The euro symbol was originally designed to resemble the Greek epsilon, in homage to the country often considered the birthplace of Western democratic ideals. This weekend, it appeared that Greece might also become the common currency's graveyard.

Despite fears that the far-left Syriza party would climb to the top of the greasy pole and shred existing aid agreements, the pro-euro New Democrats prevailed. They will now begin talks with the mainstream socialist PASOK party on building a coalition government that would have a parliamentary majority.


However, it should be recognized that the victory is largely symbolic.

The risk of a Greek exit has lessened, but the new coalition government will also attempt to renegotiate terms with international creditors in an attempt to reduce the country's austerity commitments. This lays the stage for ongoing volatility as markets worry about a misstep.

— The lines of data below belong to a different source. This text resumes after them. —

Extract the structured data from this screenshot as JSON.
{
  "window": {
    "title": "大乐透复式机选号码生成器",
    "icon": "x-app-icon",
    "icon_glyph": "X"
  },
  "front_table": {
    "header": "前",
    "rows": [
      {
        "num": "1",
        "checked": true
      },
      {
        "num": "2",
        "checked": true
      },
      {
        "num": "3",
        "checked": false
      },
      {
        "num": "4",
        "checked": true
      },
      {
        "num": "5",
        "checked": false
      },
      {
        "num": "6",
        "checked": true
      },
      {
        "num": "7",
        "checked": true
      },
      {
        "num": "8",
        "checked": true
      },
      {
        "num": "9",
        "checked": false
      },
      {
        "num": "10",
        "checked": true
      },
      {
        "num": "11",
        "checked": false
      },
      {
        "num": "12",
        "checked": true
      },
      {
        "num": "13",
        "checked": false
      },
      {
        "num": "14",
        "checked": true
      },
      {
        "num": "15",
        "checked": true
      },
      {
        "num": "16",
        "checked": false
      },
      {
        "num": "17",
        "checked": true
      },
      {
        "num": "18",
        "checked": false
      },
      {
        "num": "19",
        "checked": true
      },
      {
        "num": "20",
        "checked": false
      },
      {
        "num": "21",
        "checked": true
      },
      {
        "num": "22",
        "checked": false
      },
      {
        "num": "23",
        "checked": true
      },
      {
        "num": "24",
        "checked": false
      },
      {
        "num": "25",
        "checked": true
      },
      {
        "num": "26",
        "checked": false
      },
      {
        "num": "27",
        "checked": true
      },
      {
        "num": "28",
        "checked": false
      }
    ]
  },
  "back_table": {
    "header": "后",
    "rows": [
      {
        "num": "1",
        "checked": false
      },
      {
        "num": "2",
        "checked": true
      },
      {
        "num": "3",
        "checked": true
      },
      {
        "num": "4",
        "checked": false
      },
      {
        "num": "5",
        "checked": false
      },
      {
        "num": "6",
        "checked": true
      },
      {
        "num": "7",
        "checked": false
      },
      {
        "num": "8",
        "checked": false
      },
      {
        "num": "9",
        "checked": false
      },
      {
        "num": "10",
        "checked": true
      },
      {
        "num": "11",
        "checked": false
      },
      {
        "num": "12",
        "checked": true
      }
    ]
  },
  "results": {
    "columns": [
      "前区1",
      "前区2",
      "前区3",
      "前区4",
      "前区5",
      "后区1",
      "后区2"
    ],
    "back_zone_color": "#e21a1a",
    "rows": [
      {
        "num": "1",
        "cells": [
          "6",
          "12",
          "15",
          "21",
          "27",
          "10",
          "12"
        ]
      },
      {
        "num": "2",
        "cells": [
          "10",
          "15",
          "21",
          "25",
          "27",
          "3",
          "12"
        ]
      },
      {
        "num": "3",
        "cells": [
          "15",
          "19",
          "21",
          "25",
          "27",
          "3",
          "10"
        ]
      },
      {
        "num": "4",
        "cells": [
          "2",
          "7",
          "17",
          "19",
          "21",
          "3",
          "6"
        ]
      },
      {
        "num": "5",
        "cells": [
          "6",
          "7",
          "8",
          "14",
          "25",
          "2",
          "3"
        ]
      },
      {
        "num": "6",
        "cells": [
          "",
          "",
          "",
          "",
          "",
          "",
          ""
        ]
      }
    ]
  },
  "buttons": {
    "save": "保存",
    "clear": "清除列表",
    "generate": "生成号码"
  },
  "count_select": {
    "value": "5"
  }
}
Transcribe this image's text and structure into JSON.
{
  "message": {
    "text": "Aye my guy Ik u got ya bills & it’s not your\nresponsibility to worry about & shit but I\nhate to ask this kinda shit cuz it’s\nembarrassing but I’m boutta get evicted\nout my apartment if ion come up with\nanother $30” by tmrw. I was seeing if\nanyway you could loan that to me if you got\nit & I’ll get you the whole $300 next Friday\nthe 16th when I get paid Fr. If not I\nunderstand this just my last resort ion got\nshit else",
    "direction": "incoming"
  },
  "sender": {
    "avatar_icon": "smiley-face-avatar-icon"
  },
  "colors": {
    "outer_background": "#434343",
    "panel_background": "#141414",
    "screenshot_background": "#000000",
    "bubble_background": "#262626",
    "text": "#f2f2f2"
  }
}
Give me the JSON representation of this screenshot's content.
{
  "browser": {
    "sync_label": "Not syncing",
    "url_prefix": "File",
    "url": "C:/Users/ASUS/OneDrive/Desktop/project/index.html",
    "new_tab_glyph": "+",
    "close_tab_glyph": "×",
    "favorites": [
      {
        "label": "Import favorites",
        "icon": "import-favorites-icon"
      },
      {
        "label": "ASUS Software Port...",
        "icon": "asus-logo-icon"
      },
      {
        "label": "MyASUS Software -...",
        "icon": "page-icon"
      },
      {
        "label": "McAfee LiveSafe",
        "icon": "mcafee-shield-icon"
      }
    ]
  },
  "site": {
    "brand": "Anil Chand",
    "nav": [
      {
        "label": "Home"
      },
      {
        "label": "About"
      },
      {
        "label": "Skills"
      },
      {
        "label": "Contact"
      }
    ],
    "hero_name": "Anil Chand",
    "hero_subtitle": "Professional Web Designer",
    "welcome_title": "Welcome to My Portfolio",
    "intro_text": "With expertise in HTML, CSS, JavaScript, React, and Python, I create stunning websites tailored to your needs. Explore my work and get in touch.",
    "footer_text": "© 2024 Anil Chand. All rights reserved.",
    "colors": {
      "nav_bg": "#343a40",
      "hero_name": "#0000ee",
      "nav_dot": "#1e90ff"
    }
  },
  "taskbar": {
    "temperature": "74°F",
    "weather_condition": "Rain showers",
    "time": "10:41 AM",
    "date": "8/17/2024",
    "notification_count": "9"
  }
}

And in the broader view, an improvement in Greece does little to alleviate the worsening fundamentals that are weighing on Spain, Italy and France.

According to figures published by the Bank of Spain on Friday, payments on 8.37% of loans are now more than three months overdue - the highest since August 1994. This morning, yields on Madrid's ten-year paper are above the 7% threshold that previously derailed Greece, Ireland and Portugal.

The euro may yet meet its end.

But there is a real danger in missing the forest for the trees. While it is difficult to be optimistic about the common currency in the long term, existing political elites have little to gain and everything to lose if they allow the euro to collapse in the short term - and they have vast financial resources available to prevent this from happening.

It is important to remember that the common currency's immediate collapse remains a tail risk - possible, but very, very unlikely.

Investors and businesses should seek to harness the opportunities that fearful markets are creating, by hedging against the most probable risks - and using short-term volatility to enter positions more efficiently.